I didn’t used to be a fan of animated movies, but ever since I became a father three years ago, I’ve learned to appreciate the joys of cartoon filmmaking. One of those movies is Cloudy with a Chance of Meatballs, a movie about an inventor whose newest creation turns rain into food. The movie was a success, which is why a sequel – Cloudy with a Chance of Meatballs 2 – will be released on September 27.
One of the film’s characters is a watermelon elephant creation known as a Watermelophant. To help promote the movie and the good cause it supports (the movie’s produce partners are helping to solve hunger by donating thousands of pounds of fresh produce to families and children in need), this year’s Watermelon Carving Contest includes a “Best Watermelophant” category.
Turns out, carving a Watermelophant isn’t as tricky as you might think. I recently gave it a shot and I’m happy to share the step-by-step experience with the photos below.
Like any carving, start with one clean, relatively blemish-free watermelon. The key part of that formula is the clean watermelon. Before cutting into any watermelon, you should wash it thoroughly in the sink (or wipe it off if it doesn’t fit in the sink).
The only cut you have to make in your Watermelophant is the mouth. As you can see in the image at the top of this entry and the image above, the cut looks simple, but the angles make it a little trickier than you might think. Take your time, and you should be okay!
You have a couple options when it comes to cutting the Watermelophant’s trunk and ears. You can cut them from watermelon rind or you can create them using other materials. If you’re using rind, you’ll need a second watermelon. As you can see above, I carved the trunk of my Watermelophant from rind.
After you attached the trunk, you’ll need to attach the ears and eyes. For the ears, I used construction paper. If you have large leaves, those are even better. The eyes, placed relatively close together just above the trunk, are a pair of blueberries affixed with toothpicks.

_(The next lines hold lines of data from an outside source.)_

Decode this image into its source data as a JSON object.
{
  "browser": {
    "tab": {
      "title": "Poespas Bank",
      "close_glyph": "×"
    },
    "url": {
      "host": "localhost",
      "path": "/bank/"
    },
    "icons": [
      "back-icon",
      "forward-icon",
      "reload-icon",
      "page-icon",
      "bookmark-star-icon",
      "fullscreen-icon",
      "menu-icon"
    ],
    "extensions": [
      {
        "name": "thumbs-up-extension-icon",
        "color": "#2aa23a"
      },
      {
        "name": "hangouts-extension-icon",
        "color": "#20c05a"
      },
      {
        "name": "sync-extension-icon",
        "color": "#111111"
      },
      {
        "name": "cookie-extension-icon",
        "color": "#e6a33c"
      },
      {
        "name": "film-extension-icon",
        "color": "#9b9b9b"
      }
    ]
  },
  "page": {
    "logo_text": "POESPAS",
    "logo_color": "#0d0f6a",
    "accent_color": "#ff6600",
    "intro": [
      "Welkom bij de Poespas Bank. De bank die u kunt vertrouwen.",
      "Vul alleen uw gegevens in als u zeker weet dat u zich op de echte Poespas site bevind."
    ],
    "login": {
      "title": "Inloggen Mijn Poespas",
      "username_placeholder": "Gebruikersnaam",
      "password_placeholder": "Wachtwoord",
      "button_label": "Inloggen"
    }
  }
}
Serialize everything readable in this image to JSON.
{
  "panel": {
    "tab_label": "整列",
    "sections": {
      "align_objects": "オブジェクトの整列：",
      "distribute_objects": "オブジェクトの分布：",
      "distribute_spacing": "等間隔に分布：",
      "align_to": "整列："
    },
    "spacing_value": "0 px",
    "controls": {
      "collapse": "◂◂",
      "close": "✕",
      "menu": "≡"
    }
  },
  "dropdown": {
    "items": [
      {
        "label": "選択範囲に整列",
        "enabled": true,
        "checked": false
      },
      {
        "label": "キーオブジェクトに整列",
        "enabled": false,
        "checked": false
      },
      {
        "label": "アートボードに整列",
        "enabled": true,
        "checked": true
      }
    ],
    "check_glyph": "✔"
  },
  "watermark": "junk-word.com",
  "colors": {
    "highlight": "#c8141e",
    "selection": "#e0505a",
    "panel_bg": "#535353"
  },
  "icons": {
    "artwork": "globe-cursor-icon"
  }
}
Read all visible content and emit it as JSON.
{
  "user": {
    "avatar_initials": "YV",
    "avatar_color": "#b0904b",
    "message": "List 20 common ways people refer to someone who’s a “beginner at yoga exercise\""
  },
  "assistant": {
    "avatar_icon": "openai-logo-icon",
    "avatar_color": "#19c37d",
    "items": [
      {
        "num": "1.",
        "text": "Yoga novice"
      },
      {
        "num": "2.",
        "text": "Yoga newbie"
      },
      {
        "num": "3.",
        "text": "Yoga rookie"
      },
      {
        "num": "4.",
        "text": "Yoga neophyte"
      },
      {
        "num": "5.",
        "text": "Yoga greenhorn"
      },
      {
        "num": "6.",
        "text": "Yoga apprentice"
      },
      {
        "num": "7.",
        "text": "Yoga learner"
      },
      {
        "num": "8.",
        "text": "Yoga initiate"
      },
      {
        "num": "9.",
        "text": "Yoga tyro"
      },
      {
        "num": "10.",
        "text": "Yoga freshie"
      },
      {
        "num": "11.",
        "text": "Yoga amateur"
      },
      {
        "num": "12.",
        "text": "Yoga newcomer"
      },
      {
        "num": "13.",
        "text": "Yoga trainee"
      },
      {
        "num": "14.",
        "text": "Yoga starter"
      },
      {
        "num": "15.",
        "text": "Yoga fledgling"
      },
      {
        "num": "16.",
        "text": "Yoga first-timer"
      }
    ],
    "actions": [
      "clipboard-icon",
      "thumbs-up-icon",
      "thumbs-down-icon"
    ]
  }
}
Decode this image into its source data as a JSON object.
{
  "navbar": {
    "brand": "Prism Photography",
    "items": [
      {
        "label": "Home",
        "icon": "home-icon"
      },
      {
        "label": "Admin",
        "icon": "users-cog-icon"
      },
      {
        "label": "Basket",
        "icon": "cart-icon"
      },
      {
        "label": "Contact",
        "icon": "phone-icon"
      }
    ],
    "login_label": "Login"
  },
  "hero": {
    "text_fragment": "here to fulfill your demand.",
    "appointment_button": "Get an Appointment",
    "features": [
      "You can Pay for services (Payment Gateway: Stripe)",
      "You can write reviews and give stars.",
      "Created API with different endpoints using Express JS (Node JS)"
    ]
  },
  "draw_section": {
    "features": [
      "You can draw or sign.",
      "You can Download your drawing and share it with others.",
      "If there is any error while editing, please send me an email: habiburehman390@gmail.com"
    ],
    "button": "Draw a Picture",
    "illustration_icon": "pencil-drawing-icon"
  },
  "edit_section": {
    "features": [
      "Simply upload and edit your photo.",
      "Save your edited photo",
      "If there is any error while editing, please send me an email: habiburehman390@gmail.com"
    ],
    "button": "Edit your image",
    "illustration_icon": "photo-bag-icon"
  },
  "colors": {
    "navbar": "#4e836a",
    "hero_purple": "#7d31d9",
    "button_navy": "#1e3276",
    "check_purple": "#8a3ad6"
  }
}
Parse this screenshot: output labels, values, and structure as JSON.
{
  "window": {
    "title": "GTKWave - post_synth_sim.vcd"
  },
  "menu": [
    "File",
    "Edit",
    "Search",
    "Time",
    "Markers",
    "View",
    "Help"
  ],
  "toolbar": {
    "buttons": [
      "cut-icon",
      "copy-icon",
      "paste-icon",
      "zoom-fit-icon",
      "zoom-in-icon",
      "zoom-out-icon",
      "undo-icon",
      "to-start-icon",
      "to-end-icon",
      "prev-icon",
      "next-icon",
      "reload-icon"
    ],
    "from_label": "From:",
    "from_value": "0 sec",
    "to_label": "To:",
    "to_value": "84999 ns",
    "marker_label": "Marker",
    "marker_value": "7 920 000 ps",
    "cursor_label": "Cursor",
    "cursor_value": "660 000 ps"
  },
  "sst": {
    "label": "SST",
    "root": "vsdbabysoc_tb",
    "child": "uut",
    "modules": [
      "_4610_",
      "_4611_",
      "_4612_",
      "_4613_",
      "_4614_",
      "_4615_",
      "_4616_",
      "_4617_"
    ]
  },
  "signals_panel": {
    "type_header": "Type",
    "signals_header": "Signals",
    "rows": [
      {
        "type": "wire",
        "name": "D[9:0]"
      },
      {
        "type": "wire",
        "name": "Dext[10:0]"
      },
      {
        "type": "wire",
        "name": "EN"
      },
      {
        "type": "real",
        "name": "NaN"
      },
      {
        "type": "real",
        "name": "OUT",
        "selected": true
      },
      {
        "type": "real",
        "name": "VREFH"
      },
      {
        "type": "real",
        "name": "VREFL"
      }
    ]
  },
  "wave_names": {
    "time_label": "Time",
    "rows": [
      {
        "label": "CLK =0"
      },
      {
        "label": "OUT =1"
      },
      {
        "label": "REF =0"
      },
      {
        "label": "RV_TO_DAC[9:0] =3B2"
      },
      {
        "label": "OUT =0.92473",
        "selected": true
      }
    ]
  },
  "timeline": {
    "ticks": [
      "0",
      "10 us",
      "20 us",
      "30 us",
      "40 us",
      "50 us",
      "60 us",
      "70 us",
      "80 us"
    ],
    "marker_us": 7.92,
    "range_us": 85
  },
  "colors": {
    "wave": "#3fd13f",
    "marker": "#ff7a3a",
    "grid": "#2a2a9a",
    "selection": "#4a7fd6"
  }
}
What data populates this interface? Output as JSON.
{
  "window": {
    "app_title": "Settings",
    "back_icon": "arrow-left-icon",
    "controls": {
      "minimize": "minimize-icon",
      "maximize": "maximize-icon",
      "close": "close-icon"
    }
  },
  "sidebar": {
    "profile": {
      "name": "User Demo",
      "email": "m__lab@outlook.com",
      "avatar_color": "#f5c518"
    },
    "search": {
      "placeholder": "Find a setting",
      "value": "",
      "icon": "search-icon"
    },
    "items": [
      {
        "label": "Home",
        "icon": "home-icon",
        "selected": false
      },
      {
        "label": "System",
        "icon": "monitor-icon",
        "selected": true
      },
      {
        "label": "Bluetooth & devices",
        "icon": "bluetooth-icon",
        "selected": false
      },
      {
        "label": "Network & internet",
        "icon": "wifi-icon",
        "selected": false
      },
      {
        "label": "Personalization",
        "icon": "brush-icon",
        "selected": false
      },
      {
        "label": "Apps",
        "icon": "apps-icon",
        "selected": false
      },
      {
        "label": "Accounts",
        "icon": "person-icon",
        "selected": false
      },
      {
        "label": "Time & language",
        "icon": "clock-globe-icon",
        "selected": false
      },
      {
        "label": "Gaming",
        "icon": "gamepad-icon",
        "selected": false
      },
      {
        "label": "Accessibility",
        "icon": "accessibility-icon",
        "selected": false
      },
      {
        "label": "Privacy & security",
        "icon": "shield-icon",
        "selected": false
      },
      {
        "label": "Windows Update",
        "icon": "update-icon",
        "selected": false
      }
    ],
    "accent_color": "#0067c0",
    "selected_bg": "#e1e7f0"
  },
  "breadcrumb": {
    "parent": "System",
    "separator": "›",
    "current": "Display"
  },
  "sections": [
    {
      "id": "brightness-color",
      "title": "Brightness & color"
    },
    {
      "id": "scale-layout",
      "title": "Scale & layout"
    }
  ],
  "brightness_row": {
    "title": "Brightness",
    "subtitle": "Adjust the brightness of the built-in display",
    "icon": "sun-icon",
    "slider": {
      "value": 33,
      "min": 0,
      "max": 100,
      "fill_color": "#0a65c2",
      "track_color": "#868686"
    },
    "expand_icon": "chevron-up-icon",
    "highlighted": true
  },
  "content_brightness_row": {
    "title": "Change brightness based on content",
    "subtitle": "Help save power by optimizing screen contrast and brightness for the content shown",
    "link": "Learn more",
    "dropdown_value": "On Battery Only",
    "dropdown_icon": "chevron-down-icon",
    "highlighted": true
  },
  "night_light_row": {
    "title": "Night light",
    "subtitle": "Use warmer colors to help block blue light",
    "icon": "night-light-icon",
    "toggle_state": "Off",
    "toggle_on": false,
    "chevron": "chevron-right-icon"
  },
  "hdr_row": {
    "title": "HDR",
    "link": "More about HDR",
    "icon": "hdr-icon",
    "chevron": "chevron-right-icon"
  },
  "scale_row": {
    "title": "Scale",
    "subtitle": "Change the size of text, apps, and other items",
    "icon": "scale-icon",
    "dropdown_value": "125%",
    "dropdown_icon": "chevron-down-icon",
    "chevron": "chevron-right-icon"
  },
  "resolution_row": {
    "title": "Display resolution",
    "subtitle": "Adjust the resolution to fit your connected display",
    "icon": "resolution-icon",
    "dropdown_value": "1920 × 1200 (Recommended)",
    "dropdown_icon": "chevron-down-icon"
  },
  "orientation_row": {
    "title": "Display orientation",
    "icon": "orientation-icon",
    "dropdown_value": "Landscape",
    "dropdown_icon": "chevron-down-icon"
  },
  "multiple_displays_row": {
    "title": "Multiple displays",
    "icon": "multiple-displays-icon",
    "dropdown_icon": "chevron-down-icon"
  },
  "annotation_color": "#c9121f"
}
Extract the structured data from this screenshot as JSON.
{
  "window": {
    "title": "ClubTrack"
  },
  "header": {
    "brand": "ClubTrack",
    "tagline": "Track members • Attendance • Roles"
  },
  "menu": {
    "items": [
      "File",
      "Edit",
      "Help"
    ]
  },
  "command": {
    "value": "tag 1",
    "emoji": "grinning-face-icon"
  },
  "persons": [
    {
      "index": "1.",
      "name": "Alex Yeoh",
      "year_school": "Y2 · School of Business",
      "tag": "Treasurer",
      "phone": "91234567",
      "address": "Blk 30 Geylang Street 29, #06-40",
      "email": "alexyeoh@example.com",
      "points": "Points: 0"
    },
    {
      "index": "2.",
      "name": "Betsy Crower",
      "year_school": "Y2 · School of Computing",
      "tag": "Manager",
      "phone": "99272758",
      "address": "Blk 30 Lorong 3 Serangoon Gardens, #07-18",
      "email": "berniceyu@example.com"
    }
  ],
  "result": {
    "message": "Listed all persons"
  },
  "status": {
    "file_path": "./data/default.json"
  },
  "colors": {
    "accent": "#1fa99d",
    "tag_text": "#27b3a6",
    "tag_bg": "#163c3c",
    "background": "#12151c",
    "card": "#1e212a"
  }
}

Finally, your Watermelophant needs teeth. If you have real watermelon seeds (feel free to buy a packet of seeds if you need to), you can use those. I couldn’t find real seeds, so I cut my seeds from black construction paper. I think that method works even better than real seeds, because paper sticks easily to the wet watermelon flesh, and I’m not sure if I would have had the same success with the real thing.
And there you have it — a Cloudy with a Chance of Meatballs Watermelophant!